The report stressed that Taliban control and influence continued to expand nationwide in recent months, while Afghan government control or influence over national territory has “reached the lowest level” since late 2015, declining slightly to 55 percent of 407 districts. It said government forces “made minimal or no progress in pressuring the Taliban” in the past three months and “failed to gain greater control or influence over districts, population and territory.”

The report also highlighted the sustained high rate of war-related deaths and injuries among both civilians and security forces: a record 2,798 civilians were killed and 5,252 injured between May and September. It also said the average monthly number of casualties among Afghan military and police forces, while not officially released, was “the greatest it has ever been” in similar periods during the conflict, probably between 30 to 40 killed per day.

The report found that during the first nine months of 2018, suicide attacks by insurgents increased dramatically, rising by 38 percent over the same period last year.

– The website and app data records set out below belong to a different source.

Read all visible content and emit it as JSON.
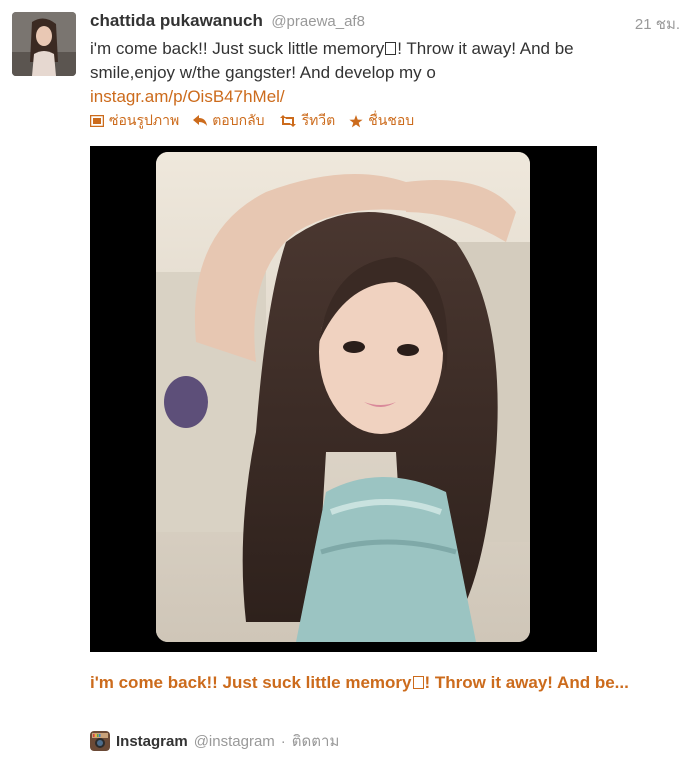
{
  "tweet": {
    "fullname": "chattida pukawanuch",
    "username": "@praewa_af8",
    "time": "21 ชม.",
    "text_part1": "i'm come back!! Just suck little memory",
    "text_part2": "! Throw it away! And be smile,enjoy w/the gangster! And develop my o",
    "link": "instagr.am/p/OisB47hMel/"
  },
  "actions": {
    "hide_photo": "ซ่อนรูปภาพ",
    "reply": "ตอบกลับ",
    "retweet": "รีทวีต",
    "favorite": "ชื่นชอบ"
  },
  "card": {
    "title_part1": "i'm come back!! Just suck little memory",
    "title_part2": "! Throw it away! And be..."
  },
  "attribution": {
    "name": "Instagram",
    "handle": "@instagram",
    "separator": "·",
    "follow": "ติดตาม"
  },
  "icons": {
    "hide_photo": "photo-icon",
    "reply": "reply-arrow-icon",
    "retweet": "retweet-icon",
    "favorite": "star-icon",
    "instagram": "instagram-camera-icon"
  },
  "colors": {
    "link": "#cc6b1c",
    "text": "#333333",
    "muted": "#999999",
    "media_background": "#000000"
  }
}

Casualties caused by airstrikes by Afghan and coalition forces also climbed sharply, increasing by 46 percent to 313 deaths and 336 injuries, the report said. It noted that U.S. and coalition officials have disputed the latter set of figures, reporting that far fewer civilians were killed or injured. 

The SIGAR report also described a number of “discouraging developments” in the past several months, including a four-day Taliban siege of Ghazni city in August and the insurgents’ rejection of a second truce offered by President Ashraf Ghani the same month. Also on that list was an Oct. 18 shooting attack in Kandahar at a meeting of U.S. and regional officials that killed the regional police and intelligence chiefs. The top U.S. military commander in the country, Gen. Austin “Scott” Miller, was unharmed in the attack, for which the Taliban claimed responsibility.

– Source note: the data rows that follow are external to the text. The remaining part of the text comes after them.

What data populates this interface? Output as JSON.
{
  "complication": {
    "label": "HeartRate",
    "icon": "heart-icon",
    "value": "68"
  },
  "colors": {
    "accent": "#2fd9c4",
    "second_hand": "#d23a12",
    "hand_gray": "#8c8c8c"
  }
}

In an especially critical look at U.S.-funded efforts to combat narcotics, the report described a rapidly escalating problem of opium production and drug addiction that has defied years of expensive programs and investment. 

“These efforts have cost U.S. taxpayers more than $8 billion since 2002, yet Afghanistan’s opium crisis is worse than ever,” John F. Sopko, the special inspector general, wrote in an introduction to the 250-page document. 

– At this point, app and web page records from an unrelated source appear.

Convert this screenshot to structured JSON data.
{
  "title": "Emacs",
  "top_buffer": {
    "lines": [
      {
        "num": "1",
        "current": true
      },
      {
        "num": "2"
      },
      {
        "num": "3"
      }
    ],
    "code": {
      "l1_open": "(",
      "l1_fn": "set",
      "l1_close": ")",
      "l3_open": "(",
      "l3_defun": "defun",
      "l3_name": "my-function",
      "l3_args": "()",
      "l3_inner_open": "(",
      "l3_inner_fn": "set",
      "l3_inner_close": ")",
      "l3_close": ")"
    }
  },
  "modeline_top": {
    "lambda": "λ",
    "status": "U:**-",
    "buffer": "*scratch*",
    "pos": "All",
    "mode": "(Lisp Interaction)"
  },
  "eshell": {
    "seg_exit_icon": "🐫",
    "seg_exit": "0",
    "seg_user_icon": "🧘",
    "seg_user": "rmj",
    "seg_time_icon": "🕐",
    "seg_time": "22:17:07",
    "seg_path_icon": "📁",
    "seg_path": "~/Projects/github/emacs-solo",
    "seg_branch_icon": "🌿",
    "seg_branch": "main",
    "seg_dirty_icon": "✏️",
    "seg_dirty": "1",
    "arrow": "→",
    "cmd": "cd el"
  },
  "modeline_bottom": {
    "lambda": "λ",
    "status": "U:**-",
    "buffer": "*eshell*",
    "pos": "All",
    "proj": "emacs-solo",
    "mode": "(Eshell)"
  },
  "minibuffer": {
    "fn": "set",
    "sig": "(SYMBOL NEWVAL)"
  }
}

The report said that Afghan opium poppy cultivation has reached an “unprecedented high” of about 820,000 acres, and that opium accounts for 19 to 32 percent of the country’s gross domestic product and provides half a million jobs, representing “a backbone” of the Afghan economy. 

It also noted that addiction to opioids among Afghans has skyrocketed, reaching several million people. Overall, it said, the drug trade has become “an existential threat to the Afghan state” by fueling corruption and crime and by financially benefiting the insurgency. 

Despite these alarming developments and the large sums spent by U.S. agencies to combat drugs in Afghanistan since 2002, the report found that U.S. officials have played down the narcotics problem in recent years and no longer see it as a “mission objective or a priority.” The inspector general called for a “deep review” of U.S. anti-drug policies and efforts in the country.

A more surprising aspect of the SIGAR report was its sharp criticism of the Afghan attorney general’s office and its highly touted foreign-funded initiatives to combat corruption and crime in Afghan civilian government and military sectors. The report blasted the attorney general, a respected former human rights advocate, saying he has a “poor record of prosecuting powerful and influential corrupt actors” and has failed to cooperate with U.S. officials. 

The report cited criticism by the U.S. Justice Department that the Afghan attorney general’s office is “unproductive, corrupt and patronage-laden.”